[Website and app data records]
****

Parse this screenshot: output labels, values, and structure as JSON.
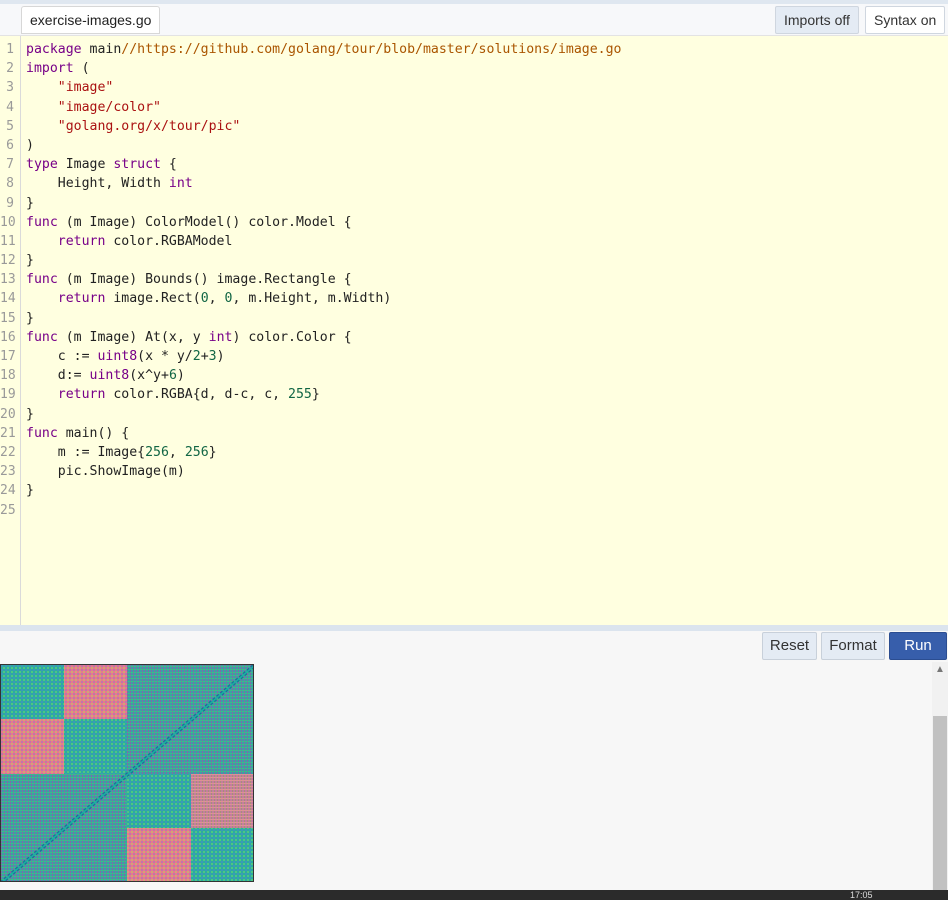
{
  "tab": {
    "filename": "exercise-images.go"
  },
  "toolbar": {
    "imports_label": "Imports off",
    "syntax_label": "Syntax on"
  },
  "actions": {
    "reset_label": "Reset",
    "format_label": "Format",
    "run_label": "Run"
  },
  "taskbar": {
    "clock": "17:05"
  },
  "colors": {
    "editor_bg": "#ffffe0",
    "keyword": "#770088",
    "string": "#aa1111",
    "comment": "#aa5500",
    "number": "#116644",
    "run_button": "#375eab"
  },
  "output": {
    "image_description": "generated 256x256 pattern image"
  },
  "code": {
    "lines": [
      [
        [
          "package",
          "k"
        ],
        [
          " main",
          ""
        ],
        [
          "//https://github.com/golang/tour/blob/master/solutions/image.go",
          "c"
        ]
      ],
      [
        [
          "import",
          "k"
        ],
        [
          " (",
          ""
        ]
      ],
      [
        [
          "    ",
          ""
        ],
        [
          "\"image\"",
          "s"
        ]
      ],
      [
        [
          "    ",
          ""
        ],
        [
          "\"image/color\"",
          "s"
        ]
      ],
      [
        [
          "    ",
          ""
        ],
        [
          "\"golang.org/x/tour/pic\"",
          "s"
        ]
      ],
      [
        [
          ")",
          ""
        ]
      ],
      [
        [
          "type",
          "k"
        ],
        [
          " Image ",
          ""
        ],
        [
          "struct",
          "k"
        ],
        [
          " {",
          ""
        ]
      ],
      [
        [
          "    Height, Width ",
          ""
        ],
        [
          "int",
          "k"
        ]
      ],
      [
        [
          "}",
          ""
        ]
      ],
      [
        [
          "func",
          "k"
        ],
        [
          " (m Image) ColorModel() color.Model {",
          ""
        ]
      ],
      [
        [
          "    ",
          ""
        ],
        [
          "return",
          "k"
        ],
        [
          " color.RGBAModel",
          ""
        ]
      ],
      [
        [
          "}",
          ""
        ]
      ],
      [
        [
          "func",
          "k"
        ],
        [
          " (m Image) Bounds() image.Rectangle {",
          ""
        ]
      ],
      [
        [
          "    ",
          ""
        ],
        [
          "return",
          "k"
        ],
        [
          " image.Rect(",
          ""
        ],
        [
          "0",
          "n"
        ],
        [
          ", ",
          ""
        ],
        [
          "0",
          "n"
        ],
        [
          ", m.Height, m.Width)",
          ""
        ]
      ],
      [
        [
          "}",
          ""
        ]
      ],
      [
        [
          "func",
          "k"
        ],
        [
          " (m Image) At(x, y ",
          ""
        ],
        [
          "int",
          "k"
        ],
        [
          ") color.Color {",
          ""
        ]
      ],
      [
        [
          "    c := ",
          ""
        ],
        [
          "uint8",
          "k"
        ],
        [
          "(x * y/",
          ""
        ],
        [
          "2",
          "n"
        ],
        [
          "+",
          ""
        ],
        [
          "3",
          "n"
        ],
        [
          ")",
          ""
        ]
      ],
      [
        [
          "    d:= ",
          ""
        ],
        [
          "uint8",
          "k"
        ],
        [
          "(x^y+",
          ""
        ],
        [
          "6",
          "n"
        ],
        [
          ")",
          ""
        ]
      ],
      [
        [
          "    ",
          ""
        ],
        [
          "return",
          "k"
        ],
        [
          " color.RGBA{d, d-c, c, ",
          ""
        ],
        [
          "255",
          "n"
        ],
        [
          "}",
          ""
        ]
      ],
      [
        [
          "}",
          ""
        ]
      ],
      [
        [
          "func",
          "k"
        ],
        [
          " main() {",
          ""
        ]
      ],
      [
        [
          "    m := Image{",
          ""
        ],
        [
          "256",
          "n"
        ],
        [
          ", ",
          ""
        ],
        [
          "256",
          "n"
        ],
        [
          "}",
          ""
        ]
      ],
      [
        [
          "    pic.ShowImage(m)",
          ""
        ]
      ],
      [
        [
          "}",
          ""
        ]
      ],
      [
        [
          "",
          ""
        ]
      ]
    ]
  }
}
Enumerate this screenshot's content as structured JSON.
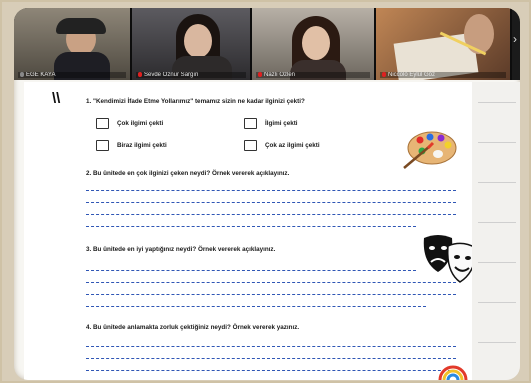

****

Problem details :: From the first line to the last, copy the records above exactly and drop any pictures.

Result for this exercise ::
Parse this screenshot: output labels, values, and structure as JSON.
{
  "tab": {
    "filename": "exercise-images.go"
  },
  "toolbar": {
    "imports_label": "Imports off",
    "syntax_label": "Syntax on"
  },
  "actions": {
    "reset_label": "Reset",
    "format_label": "Format",
    "run_label": "Run"
  },
  "taskbar": {
    "clock": "17:05"
  },
  "colors": {
    "editor_bg": "#ffffe0",
    "keyword": "#770088",
    "string": "#aa1111",
    "comment": "#aa5500",
    "number": "#116644",
    "run_button": "#375eab"
  },
  "output": {
    "image_description": "generated 256x256 pattern image"
  },
  "code": {
    "lines": [
      [
        [
          "package",
          "k"
        ],
        [
          " main",
          ""
        ],
        [
          "//https://github.com/golang/tour/blob/master/solutions/image.go",
          "c"
        ]
      ],
      [
        [
          "import",
          "k"
        ],
        [
          " (",
          ""
        ]
      ],
      [
        [
          "    ",
          ""
        ],
        [
          "\"image\"",
          "s"
        ]
      ],
      [
        [
          "    ",
          ""
        ],
        [
          "\"image/color\"",
          "s"
        ]
      ],
      [
        [
          "    ",
          ""
        ],
        [
          "\"golang.org/x/tour/pic\"",
          "s"
        ]
      ],
      [
        [
          ")",
          ""
        ]
      ],
      [
        [
          "type",
          "k"
        ],
        [
          " Image ",
          ""
        ],
        [
          "struct",
          "k"
        ],
        [
          " {",
          ""
        ]
      ],
      [
        [
          "    Height, Width ",
          ""
        ],
        [
          "int",
          "k"
        ]
      ],
      [
        [
          "}",
          ""
        ]
      ],
      [
        [
          "func",
          "k"
        ],
        [
          " (m Image) ColorModel() color.Model {",
          ""
        ]
      ],
      [
        [
          "    ",
          ""
        ],
        [
          "return",
          "k"
        ],
        [
          " color.RGBAModel",
          ""
        ]
      ],
      [
        [
          "}",
          ""
        ]
      ],
      [
        [
          "func",
          "k"
        ],
        [
          " (m Image) Bounds() image.Rectangle {",
          ""
        ]
      ],
      [
        [
          "    ",
          ""
        ],
        [
          "return",
          "k"
        ],
        [
          " image.Rect(",
          ""
        ],
        [
          "0",
          "n"
        ],
        [
          ", ",
          ""
        ],
        [
          "0",
          "n"
        ],
        [
          ", m.Height, m.Width)",
          ""
        ]
      ],
      [
        [
          "}",
          ""
        ]
      ],
      [
        [
          "func",
          "k"
        ],
        [
          " (m Image) At(x, y ",
          ""
        ],
        [
          "int",
          "k"
        ],
        [
          ") color.Color {",
          ""
        ]
      ],
      [
        [
          "    c := ",
          ""
        ],
        [
          "uint8",
          "k"
        ],
        [
          "(x * y/",
          ""
        ],
        [
          "2",
          "n"
        ],
        [
          "+",
          ""
        ],
        [
          "3",
          "n"
        ],
        [
          ")",
          ""
        ]
      ],
      [
        [
          "    d:= ",
          ""
        ],
        [
          "uint8",
          "k"
        ],
        [
          "(x^y+",
          ""
        ],
        [
          "6",
          "n"
        ],
        [
          ")",
          ""
        ]
      ],
      [
        [
          "    ",
          ""
        ],
        [
          "return",
          "k"
        ],
        [
          " color.RGBA{d, d-c, c, ",
          ""
        ],
        [
          "255",
          "n"
        ],
        [
          "}",
          ""
        ]
      ],
      [
        [
          "}",
          ""
        ]
      ],
      [
        [
          "func",
          "k"
        ],
        [
          " main() {",
          ""
        ]
      ],
      [
        [
          "    m := Image{",
          ""
        ],
        [
          "256",
          "n"
        ],
        [
          ", ",
          ""
        ],
        [
          "256",
          "n"
        ],
        [
          "}",
          ""
        ]
      ],
      [
        [
          "    pic.ShowImage(m)",
          ""
        ]
      ],
      [
        [
          "}",
          ""
        ]
      ],
      [
        [
          "",
          ""
        ]
      ]
    ]
  }
}
Enumerate this screenshot's content as structured JSON.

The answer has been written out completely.